About the topic
Until the late 1990s European elections were largely seen as second-order national elections. The campaigns were generally lacklustre, as issues connected to the European Union (earlier the European Community) and European integration were scarcely politicised and, in fact, hardly discussed by parties, politicians or the media. Neither were campaigns fought on the expected consequences that the outcome of European elections might have for EU policy making, were it only because of the lack of a direct linkage between the composition of the European Parliament and the direction of EU policies. There are reasons, however, to believe that the period of permissive consensus for the European project is over. Recently, the European project has been increasingly opposed by citizens who obstructed the Treaty of Nice, the Constitutional Treaty and the Lisbon Treaty in referendums in the Netherlands, France and Ireland; three formerly ‘Europhile’ countries.
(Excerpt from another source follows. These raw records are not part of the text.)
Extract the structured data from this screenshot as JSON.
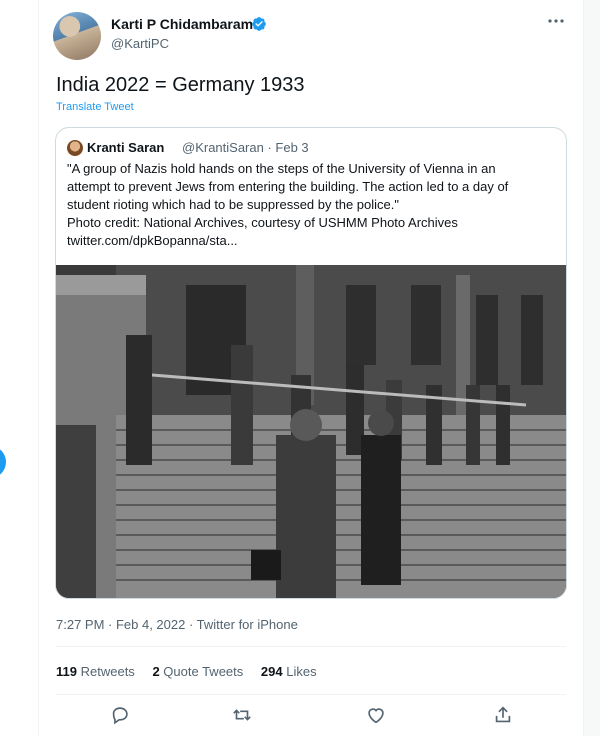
{
  "author": {
    "display_name": "Karti P Chidambaram",
    "handle": "@KartiPC",
    "verified_icon": "verified-badge-icon"
  },
  "tweet": {
    "text": "India 2022 = Germany 1933",
    "translate_label": "Translate Tweet",
    "timestamp": "7:27 PM · Feb 4, 2022 · Twitter for iPhone"
  },
  "quoted": {
    "display_name": "Kranti Saran",
    "handle_date": "@KrantiSaran · Feb 3",
    "lines": [
      "\"A group of Nazis hold hands on the steps of the University of Vienna in an",
      "attempt to prevent Jews from entering the building. The action led to a day of",
      "student rioting which had to be suppressed by the police.\"",
      "Photo credit: National Archives, courtesy of USHMM Photo Archives",
      "twitter.com/dpkBopanna/sta..."
    ]
  },
  "stats": {
    "retweets_count": "119",
    "retweets_label": "Retweets",
    "quotes_count": "2",
    "quotes_label": "Quote Tweets",
    "likes_count": "294",
    "likes_label": "Likes"
  },
  "actions": [
    "reply-icon",
    "retweet-icon",
    "like-icon",
    "share-icon"
  ],
  "colors": {
    "accent": "#1d9bf0",
    "text": "#0f1419",
    "secondary": "#536471",
    "border": "#cfd9de"
  }
}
In addition, the rise of Eurosceptic populist parties may well contribute to increased contestation over Europe, and, more importantly, make the future of Europe an issue in European (and national) election campaigns. We would therefore expect increased contestation in European elections on matters of European unification and enlargement, which might either increase of decrease support for the EU. Our research project focuses on the questions whether the nature of European elections is changing and whether contestation over the role of the European Union decreases public support for the EU. Our projects investigate the role of parties, media and voters, and the interactions between them.
Wouter van der Brug and Claes de Vreese, Theme Group Coordinators